## WHAT TO PRODUCE
Output the data as it stands. Each line must match exactly.

RECORDS FOR PROCESSING: Begin

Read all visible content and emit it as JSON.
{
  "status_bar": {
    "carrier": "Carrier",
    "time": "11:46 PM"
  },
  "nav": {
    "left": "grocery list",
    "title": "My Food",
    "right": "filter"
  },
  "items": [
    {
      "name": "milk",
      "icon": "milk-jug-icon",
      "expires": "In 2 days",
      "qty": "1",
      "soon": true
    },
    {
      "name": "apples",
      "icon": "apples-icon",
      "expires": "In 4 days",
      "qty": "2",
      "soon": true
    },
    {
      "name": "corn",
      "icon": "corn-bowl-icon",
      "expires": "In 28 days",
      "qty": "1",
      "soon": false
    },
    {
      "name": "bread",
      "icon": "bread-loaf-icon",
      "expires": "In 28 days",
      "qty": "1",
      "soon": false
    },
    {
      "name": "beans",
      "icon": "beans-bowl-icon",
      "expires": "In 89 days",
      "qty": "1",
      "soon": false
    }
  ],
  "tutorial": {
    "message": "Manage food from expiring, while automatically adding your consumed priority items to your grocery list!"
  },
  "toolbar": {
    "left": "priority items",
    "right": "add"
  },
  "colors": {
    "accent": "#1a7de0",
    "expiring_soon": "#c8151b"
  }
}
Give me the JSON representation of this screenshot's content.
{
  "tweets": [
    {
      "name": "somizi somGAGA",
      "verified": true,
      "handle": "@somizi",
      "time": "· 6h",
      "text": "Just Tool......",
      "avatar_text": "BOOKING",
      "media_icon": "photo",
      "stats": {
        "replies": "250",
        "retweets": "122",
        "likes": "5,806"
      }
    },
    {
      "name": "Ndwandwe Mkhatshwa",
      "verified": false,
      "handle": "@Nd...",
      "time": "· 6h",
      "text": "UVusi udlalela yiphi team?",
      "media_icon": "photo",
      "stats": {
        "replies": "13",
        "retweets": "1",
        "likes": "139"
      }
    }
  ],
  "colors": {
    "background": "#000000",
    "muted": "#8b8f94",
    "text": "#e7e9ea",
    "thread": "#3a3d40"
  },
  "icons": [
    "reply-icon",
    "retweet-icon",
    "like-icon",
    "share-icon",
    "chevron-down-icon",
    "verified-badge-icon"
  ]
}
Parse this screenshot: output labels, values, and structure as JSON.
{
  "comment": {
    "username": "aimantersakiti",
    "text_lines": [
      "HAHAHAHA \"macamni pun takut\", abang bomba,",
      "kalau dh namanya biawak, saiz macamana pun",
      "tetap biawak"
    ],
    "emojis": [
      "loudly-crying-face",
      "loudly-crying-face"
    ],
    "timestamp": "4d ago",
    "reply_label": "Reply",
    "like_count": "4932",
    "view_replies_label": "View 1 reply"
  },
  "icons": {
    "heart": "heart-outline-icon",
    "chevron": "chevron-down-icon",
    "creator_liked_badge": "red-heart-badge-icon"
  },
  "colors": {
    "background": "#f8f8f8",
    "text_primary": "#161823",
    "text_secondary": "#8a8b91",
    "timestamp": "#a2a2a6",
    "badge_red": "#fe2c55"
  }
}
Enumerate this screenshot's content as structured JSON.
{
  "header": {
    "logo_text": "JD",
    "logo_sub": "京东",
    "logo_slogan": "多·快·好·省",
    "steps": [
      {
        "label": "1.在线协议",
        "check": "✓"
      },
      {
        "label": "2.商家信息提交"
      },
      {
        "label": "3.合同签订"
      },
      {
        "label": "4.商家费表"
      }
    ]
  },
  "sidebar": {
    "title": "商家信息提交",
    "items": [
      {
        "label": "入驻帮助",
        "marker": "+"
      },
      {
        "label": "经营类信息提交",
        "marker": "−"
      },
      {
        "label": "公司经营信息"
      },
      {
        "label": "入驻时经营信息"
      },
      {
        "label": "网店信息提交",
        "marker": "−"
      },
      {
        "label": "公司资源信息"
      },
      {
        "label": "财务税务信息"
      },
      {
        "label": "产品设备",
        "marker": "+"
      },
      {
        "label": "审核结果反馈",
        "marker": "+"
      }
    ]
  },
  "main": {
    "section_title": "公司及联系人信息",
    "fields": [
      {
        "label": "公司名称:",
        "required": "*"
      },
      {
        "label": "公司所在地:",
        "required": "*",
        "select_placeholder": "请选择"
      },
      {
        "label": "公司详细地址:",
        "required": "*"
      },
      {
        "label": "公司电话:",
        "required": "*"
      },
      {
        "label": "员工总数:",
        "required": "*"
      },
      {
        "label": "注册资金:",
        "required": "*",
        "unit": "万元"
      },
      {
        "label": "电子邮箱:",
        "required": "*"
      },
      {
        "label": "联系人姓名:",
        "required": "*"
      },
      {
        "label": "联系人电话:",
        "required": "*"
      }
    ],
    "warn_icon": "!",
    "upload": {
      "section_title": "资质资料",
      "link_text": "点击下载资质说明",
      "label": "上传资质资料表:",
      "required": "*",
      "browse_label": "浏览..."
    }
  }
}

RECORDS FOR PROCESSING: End

## ANSWER SECTION
Read all visible content and emit it as JSON.
{
  "status_bar": {
    "carrier": "Carrier",
    "time": "11:46 PM"
  },
  "nav": {
    "left": "grocery list",
    "title": "My Food",
    "right": "filter"
  },
  "items": [
    {
      "name": "milk",
      "icon": "milk-jug-icon",
      "expires": "In 2 days",
      "qty": "1",
      "soon": true
    },
    {
      "name": "apples",
      "icon": "apples-icon",
      "expires": "In 4 days",
      "qty": "2",
      "soon": true
    },
    {
      "name": "corn",
      "icon": "corn-bowl-icon",
      "expires": "In 28 days",
      "qty": "1",
      "soon": false
    },
    {
      "name": "bread",
      "icon": "bread-loaf-icon",
      "expires": "In 28 days",
      "qty": "1",
      "soon": false
    },
    {
      "name": "beans",
      "icon": "beans-bowl-icon",
      "expires": "In 89 days",
      "qty": "1",
      "soon": false
    }
  ],
  "tutorial": {
    "message": "Manage food from expiring, while automatically adding your consumed priority items to your grocery list!"
  },
  "toolbar": {
    "left": "priority items",
    "right": "add"
  },
  "colors": {
    "accent": "#1a7de0",
    "expiring_soon": "#c8151b"
  }
}
Give me the JSON representation of this screenshot's content.
{
  "tweets": [
    {
      "name": "somizi somGAGA",
      "verified": true,
      "handle": "@somizi",
      "time": "· 6h",
      "text": "Just Tool......",
      "avatar_text": "BOOKING",
      "media_icon": "photo",
      "stats": {
        "replies": "250",
        "retweets": "122",
        "likes": "5,806"
      }
    },
    {
      "name": "Ndwandwe Mkhatshwa",
      "verified": false,
      "handle": "@Nd...",
      "time": "· 6h",
      "text": "UVusi udlalela yiphi team?",
      "media_icon": "photo",
      "stats": {
        "replies": "13",
        "retweets": "1",
        "likes": "139"
      }
    }
  ],
  "colors": {
    "background": "#000000",
    "muted": "#8b8f94",
    "text": "#e7e9ea",
    "thread": "#3a3d40"
  },
  "icons": [
    "reply-icon",
    "retweet-icon",
    "like-icon",
    "share-icon",
    "chevron-down-icon",
    "verified-badge-icon"
  ]
}
Parse this screenshot: output labels, values, and structure as JSON.
{
  "comment": {
    "username": "aimantersakiti",
    "text_lines": [
      "HAHAHAHA \"macamni pun takut\", abang bomba,",
      "kalau dh namanya biawak, saiz macamana pun",
      "tetap biawak"
    ],
    "emojis": [
      "loudly-crying-face",
      "loudly-crying-face"
    ],
    "timestamp": "4d ago",
    "reply_label": "Reply",
    "like_count": "4932",
    "view_replies_label": "View 1 reply"
  },
  "icons": {
    "heart": "heart-outline-icon",
    "chevron": "chevron-down-icon",
    "creator_liked_badge": "red-heart-badge-icon"
  },
  "colors": {
    "background": "#f8f8f8",
    "text_primary": "#161823",
    "text_secondary": "#8a8b91",
    "timestamp": "#a2a2a6",
    "badge_red": "#fe2c55"
  }
}
Enumerate this screenshot's content as structured JSON.
{
  "header": {
    "logo_text": "JD",
    "logo_sub": "京东",
    "logo_slogan": "多·快·好·省",
    "steps": [
      {
        "label": "1.在线协议",
        "check": "✓"
      },
      {
        "label": "2.商家信息提交"
      },
      {
        "label": "3.合同签订"
      },
      {
        "label": "4.商家费表"
      }
    ]
  },
  "sidebar": {
    "title": "商家信息提交",
    "items": [
      {
        "label": "入驻帮助",
        "marker": "+"
      },
      {
        "label": "经营类信息提交",
        "marker": "−"
      },
      {
        "label": "公司经营信息"
      },
      {
        "label": "入驻时经营信息"
      },
      {
        "label": "网店信息提交",
        "marker": "−"
      },
      {
        "label": "公司资源信息"
      },
      {
        "label": "财务税务信息"
      },
      {
        "label": "产品设备",
        "marker": "+"
      },
      {
        "label": "审核结果反馈",
        "marker": "+"
      }
    ]
  },
  "main": {
    "section_title": "公司及联系人信息",
    "fields": [
      {
        "label": "公司名称:",
        "required": "*"
      },
      {
        "label": "公司所在地:",
        "required": "*",
        "select_placeholder": "请选择"
      },
      {
        "label": "公司详细地址:",
        "required": "*"
      },
      {
        "label": "公司电话:",
        "required": "*"
      },
      {
        "label": "员工总数:",
        "required": "*"
      },
      {
        "label": "注册资金:",
        "required": "*",
        "unit": "万元"
      },
      {
        "label": "电子邮箱:",
        "required": "*"
      },
      {
        "label": "联系人姓名:",
        "required": "*"
      },
      {
        "label": "联系人电话:",
        "required": "*"
      }
    ],
    "warn_icon": "!",
    "upload": {
      "section_title": "资质资料",
      "link_text": "点击下载资质说明",
      "label": "上传资质资料表:",
      "required": "*",
      "browse_label": "浏览..."
    }
  }
}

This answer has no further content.